That’s pretty much what happened at Great Barrington’s St. James Place, formerly the St. James Episcopal Church at Taconic Avenue and Main Street. In 2010, St. James parishioners Fred and Sally Harris formed a nonprofit, St. James Place, Inc., and purchased the historic 150-year-old stone church to save it from demolition after a collapse of the sanctuary’s rear wall two years earlier had rendered the building uninhabitable.
St. James Place, which also worked with Partners for Sacred Places, now houses a cultural and educational center and the People’s Food Pantry, which recently relocated to the basement of St. James.
Just down Main Street near the intersection with Maple Avenue (routes 41 and 23) and atop a small hill sits the former First Church of Christ, Science. That church was bought in 2013 by McTeigue & McClelland, the upscale jewelry designers and manufacturers that subsequently relocated from a building south of downtown on Route 7 near Ward’s Nursery.

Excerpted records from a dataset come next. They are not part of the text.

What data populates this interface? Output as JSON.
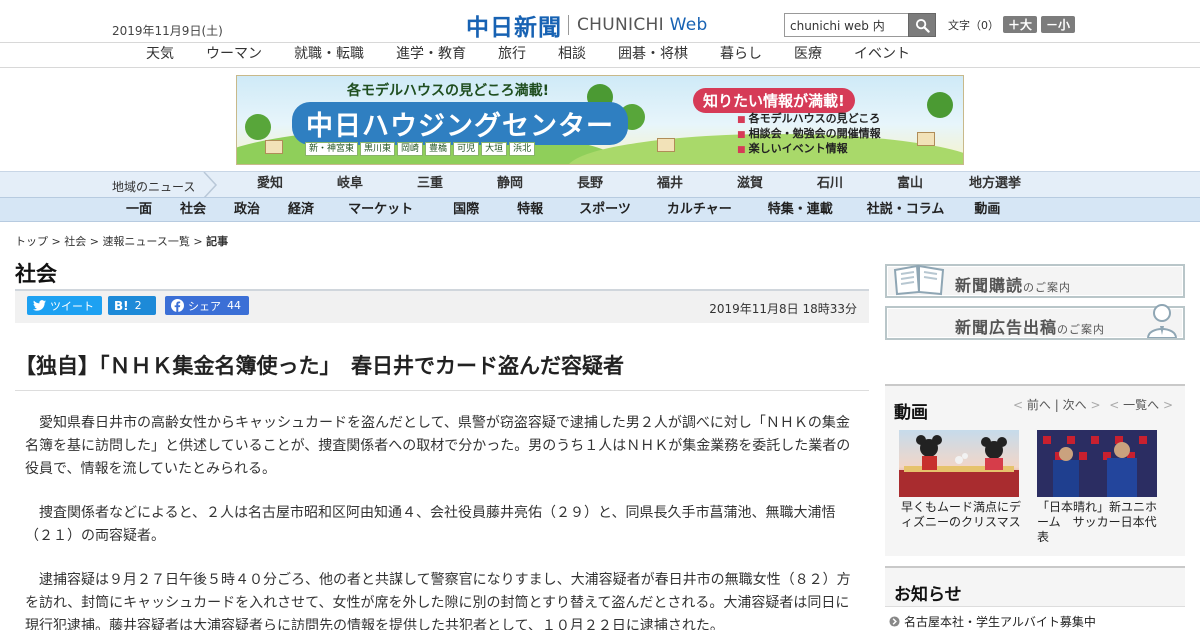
{
  "header": {
    "date": "2019年11月9日(土)",
    "logo_jp": "中日新聞",
    "logo_en_prefix": "CHUNICHI",
    "logo_en_suffix": "Web",
    "search_value": "chunichi web 内",
    "font_size_label": "文字（0）",
    "font_larger": "＋大",
    "font_smaller": "－小"
  },
  "top_nav": [
    "天気",
    "ウーマン",
    "就職・転職",
    "進学・教育",
    "旅行",
    "相談",
    "囲碁・将棋",
    "暮らし",
    "医療",
    "イベント"
  ],
  "banner": {
    "top_text": "各モデルハウスの見どころ満載!",
    "title": "中日ハウジングセンター",
    "areas": [
      "新・神宮東",
      "黒川東",
      "岡崎",
      "豊橋",
      "可児",
      "大垣",
      "浜北"
    ],
    "right_title": "知りたい情報が満載!",
    "right_items": [
      "各モデルハウスの見どころ",
      "相談会・勉強会の開催情報",
      "楽しいイベント情報"
    ]
  },
  "region_bar": {
    "label": "地域のニュース",
    "items": [
      "愛知",
      "岐阜",
      "三重",
      "静岡",
      "長野",
      "福井",
      "滋賀",
      "石川",
      "富山",
      "地方選挙"
    ]
  },
  "category_bar": [
    "一面",
    "社会",
    "政治",
    "経済",
    "マーケット",
    "国際",
    "特報",
    "スポーツ",
    "カルチャー",
    "特集・連載",
    "社説・コラム",
    "動画"
  ],
  "breadcrumb": {
    "items": [
      "トップ",
      "社会",
      "速報ニュース一覧"
    ],
    "current": "記事",
    "separator": " > "
  },
  "section_title": "社会",
  "share": {
    "tweet": "ツイート",
    "hatena_count": "2",
    "facebook_label": "シェア",
    "facebook_count": "44",
    "published": "2019年11月8日 18時33分"
  },
  "article": {
    "headline": "【独自】「ＮＨＫ集金名簿使った」　春日井でカード盗んだ容疑者",
    "paragraphs": [
      "愛知県春日井市の高齢女性からキャッシュカードを盗んだとして、県警が窃盗容疑で逮捕した男２人が調べに対し「ＮＨＫの集金名簿を基に訪問した」と供述していることが、捜査関係者への取材で分かった。男のうち１人はＮＨＫが集金業務を委託した業者の役員で、情報を流していたとみられる。",
      "捜査関係者などによると、２人は名古屋市昭和区阿由知通４、会社役員藤井亮佑（２９）と、同県長久手市菖蒲池、無職大浦悟（２１）の両容疑者。",
      "逮捕容疑は９月２７日午後５時４０分ごろ、他の者と共謀して警察官になりすまし、大浦容疑者が春日井市の無職女性（８２）方を訪れ、封筒にキャッシュカードを入れさせて、女性が席を外した隙に別の封筒とすり替えて盗んだとされる。大浦容疑者は同日に現行犯逮捕。藤井容疑者は大浦容疑者らに訪問先の情報を提供した共犯者として、１０月２２日に逮捕された。"
    ]
  },
  "sidebar": {
    "banner1_main": "新聞購読",
    "banner1_sub": "のご案内",
    "banner2_main": "新聞広告出稿",
    "banner2_sub": "のご案内",
    "video_title": "動画",
    "video_prev": "前へ",
    "video_next": "次へ",
    "video_list": "一覧へ",
    "videos": [
      {
        "caption": "早くもムード満点にディズニーのクリスマス"
      },
      {
        "caption": "「日本晴れ」新ユニホーム　サッカー日本代表"
      }
    ],
    "notice_title": "お知らせ",
    "notice_items": [
      "名古屋本社・学生アルバイト募集中"
    ]
  }
}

The old Trinity Church in the VanDeusenville section of Great Barrington is another fine example of adaptive reuse. Legendary folk singer Arlo Guthrie bought the church where Alice Brock (of Alice’s Restaurant fame) used to live. Guthrie turned Trinity into the Guthrie Center, which houses the Guthrie Foundation and supports cultural preservation and educational achievement.
The Clinton A.M.E. Zion Church, the historic African-American church, was recently purchased by a nonprofit as well. Plans for the future are not yet clear.
Sometimes closed churches are bought and reused … as churches. The Housatonic Congregational Church was sold in 2014 to the Unitarian Universalists of South Berkshire, which was essentially homeless and holding services anywhere its congregants could find. The Unitarians used a combination of savings, loans and a capital campaign to come up with the $225,000 purchase price.
Terry Cowgill contributed to this report.